As I.C.P.S. does not satisfy any test of other authority, I.C.P.S. does not come under the state. The court has set up a standard rule for the authority that has to come under the state under Article 12. In a similar case Chandra Mohan Khanna v. National Council of Educational Research and Training (1982), where the issue was whether the National Council of Educational Research and Training (NCERT) comes under the state under Article 12 of the Indian Constitution. Court held that NCERT is a society that is registered under the Societies Registration Act, of 1860. The court said that NCERT is just an advisory organ for the government related to education.

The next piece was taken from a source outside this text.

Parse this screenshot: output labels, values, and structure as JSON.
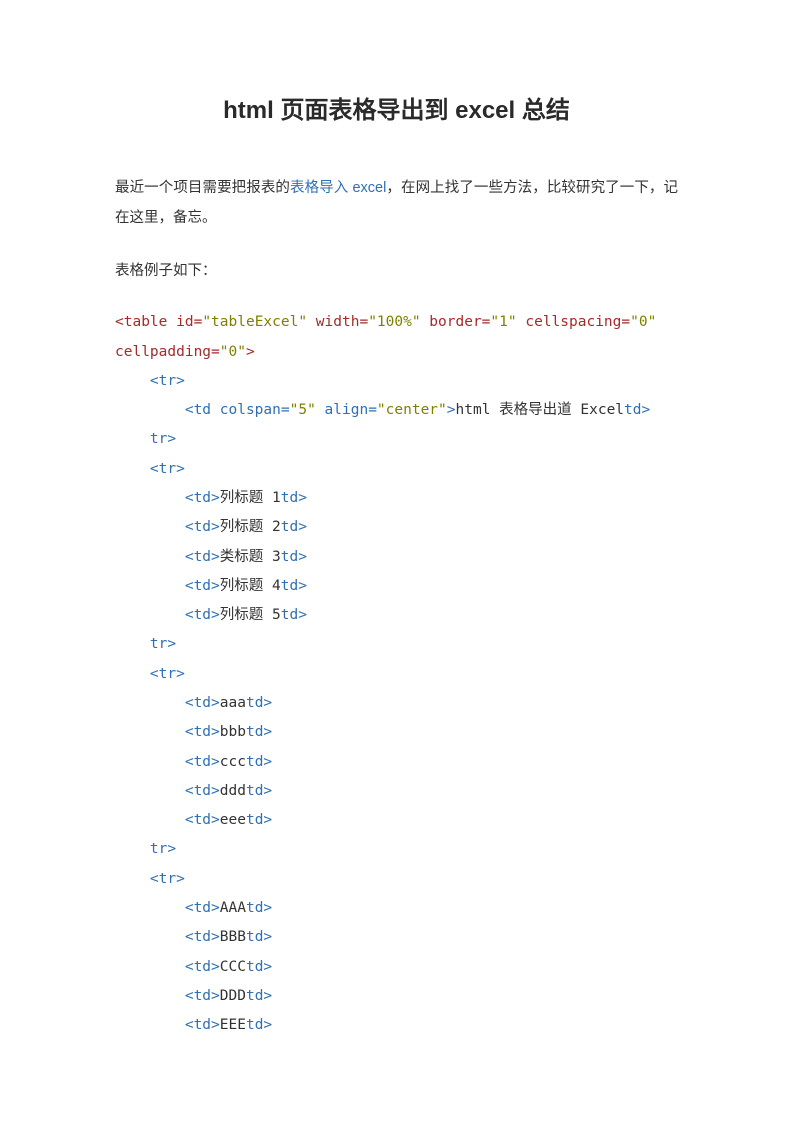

So, it will not come under state. Thus, the court said that this institute is not created under statute and therefore they do not perform any governmental functions, they do not have the power to make rules and regulations moreover they were not subjected to pervasive control where the government has a huge role in the functioning of the corporation. Their share capital is not held by the government, though the institute gets some financial assistance, but not completely from the government neither financially, administratively nor functionally hence they are not “other authority” so they cannot be called as “state” under Article 12 of Indian Constitution.
The institute can come under “state” only if it is an authority within the territory of India or under the Government of India. Institute of constitutional and parliamentary studies (I.C.P.S.) which is registered under the Societies Registration Act is neither an agency nor instrumentality of the state and hence Institute of constitutional and parliamentary studies (I.C.P.S.) will not be “state” of Article 12 of the Indian Constitution. 14  AIR 76 Sushant Sinha, ‘Tekraj Vasandi v. Union of India’ (indiankanoon.org, 10th December) accessed 10 October 2021.
Dr. Marri Channa Reddy ‘other authorities’ (mcrhrdi.gov.in) accessed 7 November 2022.
SCC Online, ‘Tekraj vasandi v. UOI’ (supreme court of India) accessed 7 November 2022.
Sinha Sushant ’Rajasthan state electricity v. Mohan Lal’(indiankanoon.org)
<https://indiankanoon.org/doc/459864/>accessed 7 November 2022.
Sinha Sushant ’Definition of Article12’ (indiankanoon.org)
<https://indiankanoon.org/doc/609139/>accessed 8 November 2022.